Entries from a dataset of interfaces
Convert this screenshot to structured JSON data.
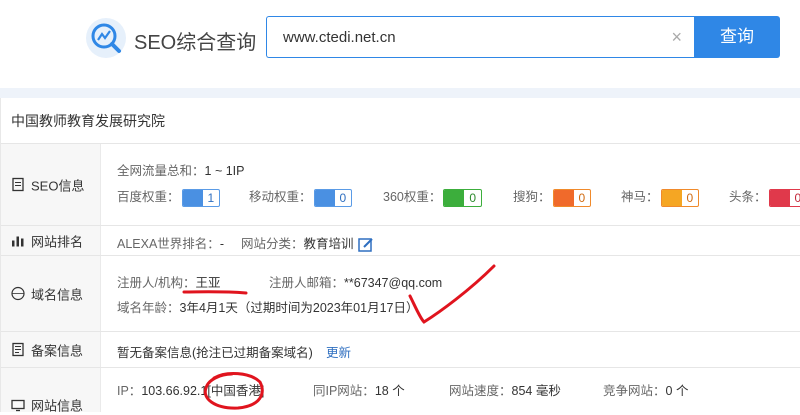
{
  "header": {
    "brand": "SEO综合查询",
    "search_value": "www.ctedi.net.cn",
    "clear_symbol": "×",
    "search_button": "查询"
  },
  "site_name": "中国教师教育发展研究院",
  "seo": {
    "label": "SEO信息",
    "traffic_label": "全网流量总和：",
    "traffic_value": "1 ~ 1IP",
    "baidu_label": "百度权重：",
    "baidu_value": "1",
    "mobile_label": "移动权重：",
    "mobile_value": "0",
    "s360_label": "360权重：",
    "s360_value": "0",
    "sogou_label": "搜狗：",
    "sogou_value": "0",
    "shenma_label": "神马：",
    "shenma_value": "0",
    "toutiao_label": "头条：",
    "toutiao_value": "0"
  },
  "rank": {
    "label": "网站排名",
    "alexa_label": "ALEXA世界排名：",
    "alexa_value": "-",
    "category_label": "网站分类：",
    "category_value": "教育培训"
  },
  "domain": {
    "label": "域名信息",
    "registrant_label": "注册人/机构：",
    "registrant_value": "王亚",
    "email_label": "注册人邮箱：",
    "email_value": "**67347@qq.com",
    "age_label": "域名年龄：",
    "age_value": "3年4月1天（过期时间为2023年01月17日）"
  },
  "beian": {
    "label": "备案信息",
    "text": "暂无备案信息(抢注已过期备案域名)",
    "update_link": "更新"
  },
  "siteinfo": {
    "label": "网站信息",
    "ip_label": "IP：",
    "ip_value": "103.66.92.1",
    "ip_location": "[中国香港]",
    "same_ip_label": "同IP网站：",
    "same_ip_value": "18 个",
    "speed_label": "网站速度：",
    "speed_value": "854 毫秒",
    "competitor_label": "竞争网站：",
    "competitor_value": "0 个"
  },
  "colors": {
    "accent": "#2f87e6",
    "annotation_red": "#e0141e"
  }
}
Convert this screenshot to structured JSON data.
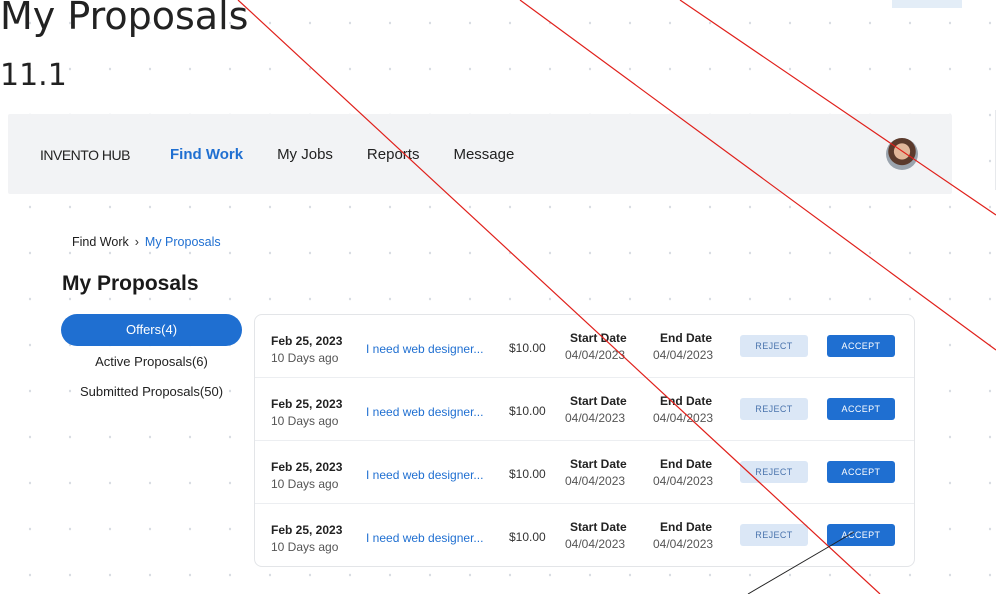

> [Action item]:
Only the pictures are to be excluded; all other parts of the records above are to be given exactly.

> [Answer to this problem]:
Convert this screenshot to structured JSON data.
{
  "header": {
    "brand": "SEO综合查询",
    "search_value": "www.ctedi.net.cn",
    "clear_symbol": "×",
    "search_button": "查询"
  },
  "site_name": "中国教师教育发展研究院",
  "seo": {
    "label": "SEO信息",
    "traffic_label": "全网流量总和：",
    "traffic_value": "1 ~ 1IP",
    "baidu_label": "百度权重：",
    "baidu_value": "1",
    "mobile_label": "移动权重：",
    "mobile_value": "0",
    "s360_label": "360权重：",
    "s360_value": "0",
    "sogou_label": "搜狗：",
    "sogou_value": "0",
    "shenma_label": "神马：",
    "shenma_value": "0",
    "toutiao_label": "头条：",
    "toutiao_value": "0"
  },
  "rank": {
    "label": "网站排名",
    "alexa_label": "ALEXA世界排名：",
    "alexa_value": "-",
    "category_label": "网站分类：",
    "category_value": "教育培训"
  },
  "domain": {
    "label": "域名信息",
    "registrant_label": "注册人/机构：",
    "registrant_value": "王亚",
    "email_label": "注册人邮箱：",
    "email_value": "**67347@qq.com",
    "age_label": "域名年龄：",
    "age_value": "3年4月1天（过期时间为2023年01月17日）"
  },
  "beian": {
    "label": "备案信息",
    "text": "暂无备案信息(抢注已过期备案域名)",
    "update_link": "更新"
  },
  "siteinfo": {
    "label": "网站信息",
    "ip_label": "IP：",
    "ip_value": "103.66.92.1",
    "ip_location": "[中国香港]",
    "same_ip_label": "同IP网站：",
    "same_ip_value": "18 个",
    "speed_label": "网站速度：",
    "speed_value": "854 毫秒",
    "competitor_label": "竞争网站：",
    "competitor_value": "0 个"
  },
  "colors": {
    "accent": "#2f87e6",
    "annotation_red": "#e0141e"
  }
}
Convert this screenshot to structured JSON data.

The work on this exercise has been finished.